## PROBLEM DETAILS
Check every line below for the string "true". Copy the ones that have it.

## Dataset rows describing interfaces
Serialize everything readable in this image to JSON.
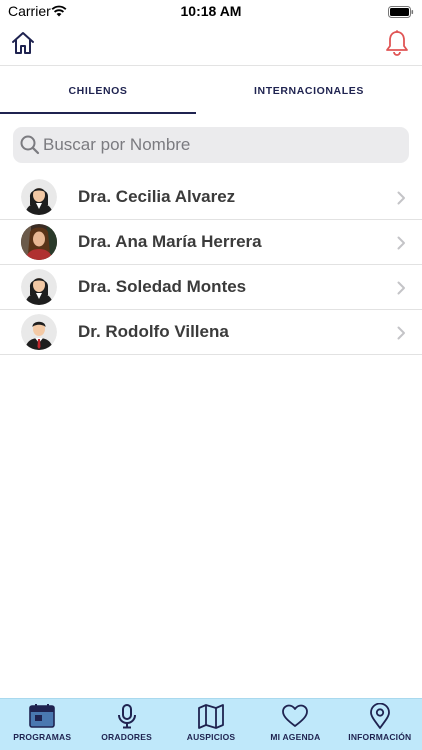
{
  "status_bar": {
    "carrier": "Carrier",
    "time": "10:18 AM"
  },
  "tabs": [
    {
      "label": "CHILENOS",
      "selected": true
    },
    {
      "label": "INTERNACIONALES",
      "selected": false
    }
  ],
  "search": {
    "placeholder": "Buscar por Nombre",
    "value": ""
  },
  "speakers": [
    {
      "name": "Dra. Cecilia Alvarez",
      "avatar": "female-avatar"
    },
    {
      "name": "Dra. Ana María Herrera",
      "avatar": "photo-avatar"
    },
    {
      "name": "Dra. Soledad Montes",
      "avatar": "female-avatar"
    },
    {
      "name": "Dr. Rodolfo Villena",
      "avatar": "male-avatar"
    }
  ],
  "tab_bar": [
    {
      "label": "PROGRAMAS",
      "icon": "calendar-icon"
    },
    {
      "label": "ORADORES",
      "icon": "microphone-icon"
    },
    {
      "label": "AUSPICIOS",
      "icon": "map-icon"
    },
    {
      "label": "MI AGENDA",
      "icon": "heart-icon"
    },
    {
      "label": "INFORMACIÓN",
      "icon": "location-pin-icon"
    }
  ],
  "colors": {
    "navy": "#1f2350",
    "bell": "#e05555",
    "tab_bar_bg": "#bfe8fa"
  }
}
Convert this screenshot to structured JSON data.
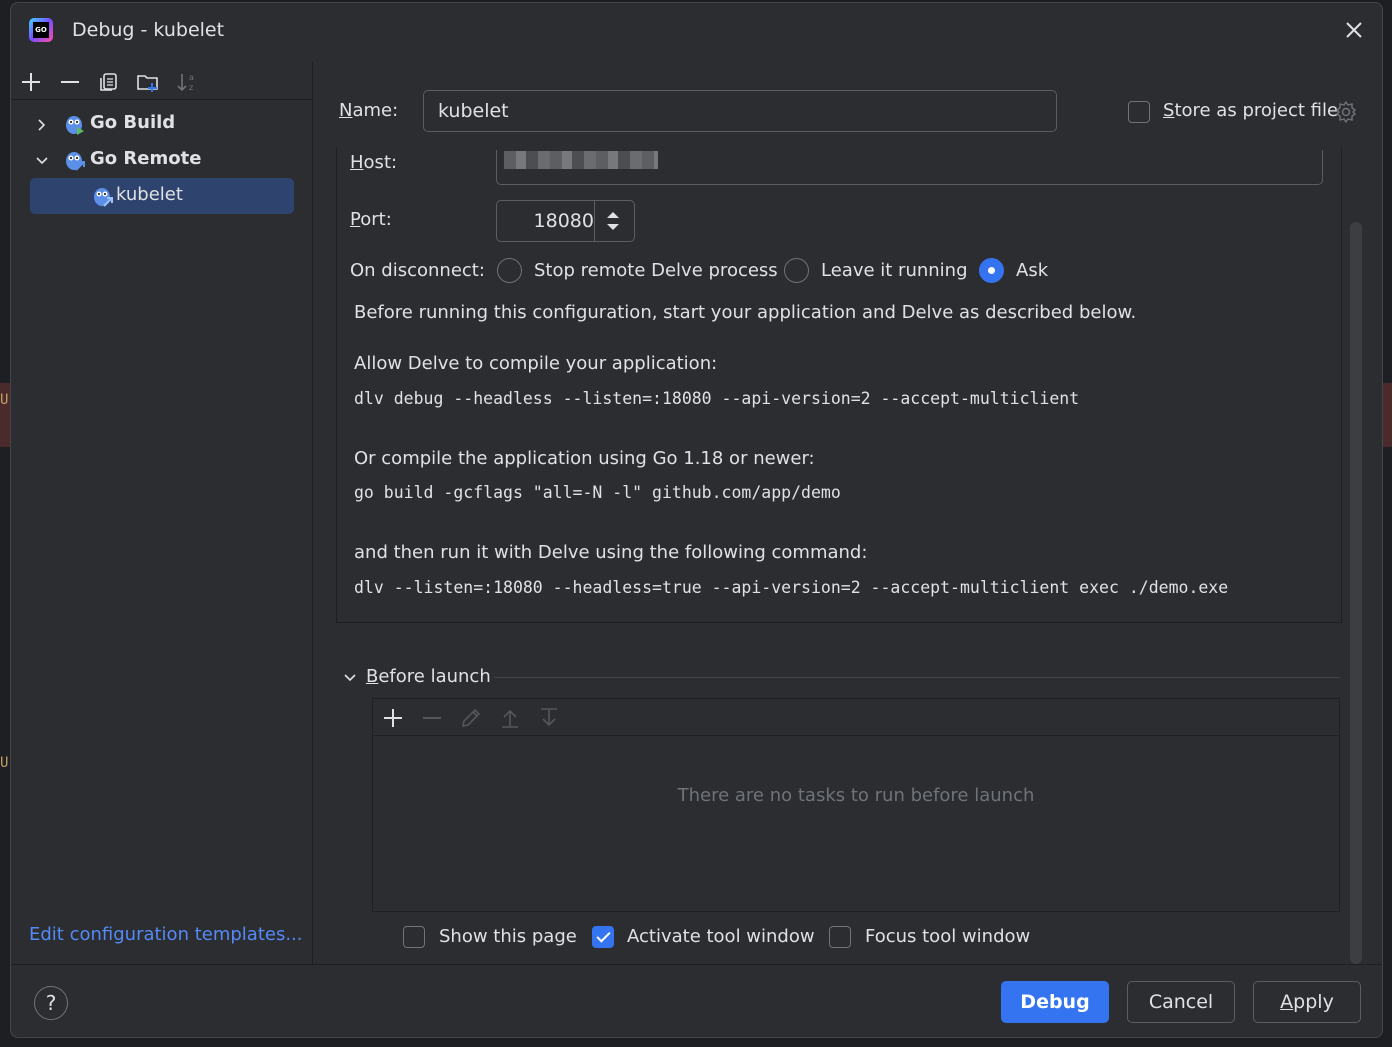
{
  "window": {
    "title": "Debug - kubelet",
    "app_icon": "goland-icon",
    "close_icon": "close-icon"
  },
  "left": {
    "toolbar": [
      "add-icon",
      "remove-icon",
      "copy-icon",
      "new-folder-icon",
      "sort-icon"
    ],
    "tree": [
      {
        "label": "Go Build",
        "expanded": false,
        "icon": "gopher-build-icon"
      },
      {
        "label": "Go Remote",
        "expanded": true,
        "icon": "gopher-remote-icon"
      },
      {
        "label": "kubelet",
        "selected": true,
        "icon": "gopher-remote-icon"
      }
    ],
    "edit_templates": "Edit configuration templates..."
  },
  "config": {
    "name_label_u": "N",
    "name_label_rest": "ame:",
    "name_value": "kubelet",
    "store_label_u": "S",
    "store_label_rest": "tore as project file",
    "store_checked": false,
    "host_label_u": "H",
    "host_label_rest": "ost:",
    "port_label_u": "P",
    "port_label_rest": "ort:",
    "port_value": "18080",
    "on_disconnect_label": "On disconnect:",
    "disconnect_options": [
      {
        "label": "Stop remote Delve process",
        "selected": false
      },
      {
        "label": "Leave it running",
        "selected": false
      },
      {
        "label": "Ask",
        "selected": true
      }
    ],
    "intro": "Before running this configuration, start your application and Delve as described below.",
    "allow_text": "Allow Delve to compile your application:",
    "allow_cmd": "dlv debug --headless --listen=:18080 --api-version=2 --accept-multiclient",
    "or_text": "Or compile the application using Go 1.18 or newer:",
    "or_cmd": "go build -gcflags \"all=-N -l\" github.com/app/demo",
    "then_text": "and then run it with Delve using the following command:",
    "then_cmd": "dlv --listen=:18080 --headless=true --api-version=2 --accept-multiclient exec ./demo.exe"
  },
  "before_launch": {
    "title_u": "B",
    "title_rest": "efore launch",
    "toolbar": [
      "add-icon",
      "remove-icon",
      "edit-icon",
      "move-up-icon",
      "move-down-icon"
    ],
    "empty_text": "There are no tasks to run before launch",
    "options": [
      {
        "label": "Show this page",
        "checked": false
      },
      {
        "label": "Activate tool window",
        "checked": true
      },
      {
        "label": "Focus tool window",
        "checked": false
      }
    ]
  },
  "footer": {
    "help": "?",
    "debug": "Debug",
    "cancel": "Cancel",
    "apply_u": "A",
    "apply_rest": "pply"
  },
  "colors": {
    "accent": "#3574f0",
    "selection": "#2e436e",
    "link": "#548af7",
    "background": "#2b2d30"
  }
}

## WRITTEN SOLUTION
      "selected": true
        "expanded": true,
        "selected": true,
        "selected": true
    "then_cmd": "dlv --listen=:18080 --headless=true --api-version=2 --accept-multiclient exec ./demo.exe"
        "checked": true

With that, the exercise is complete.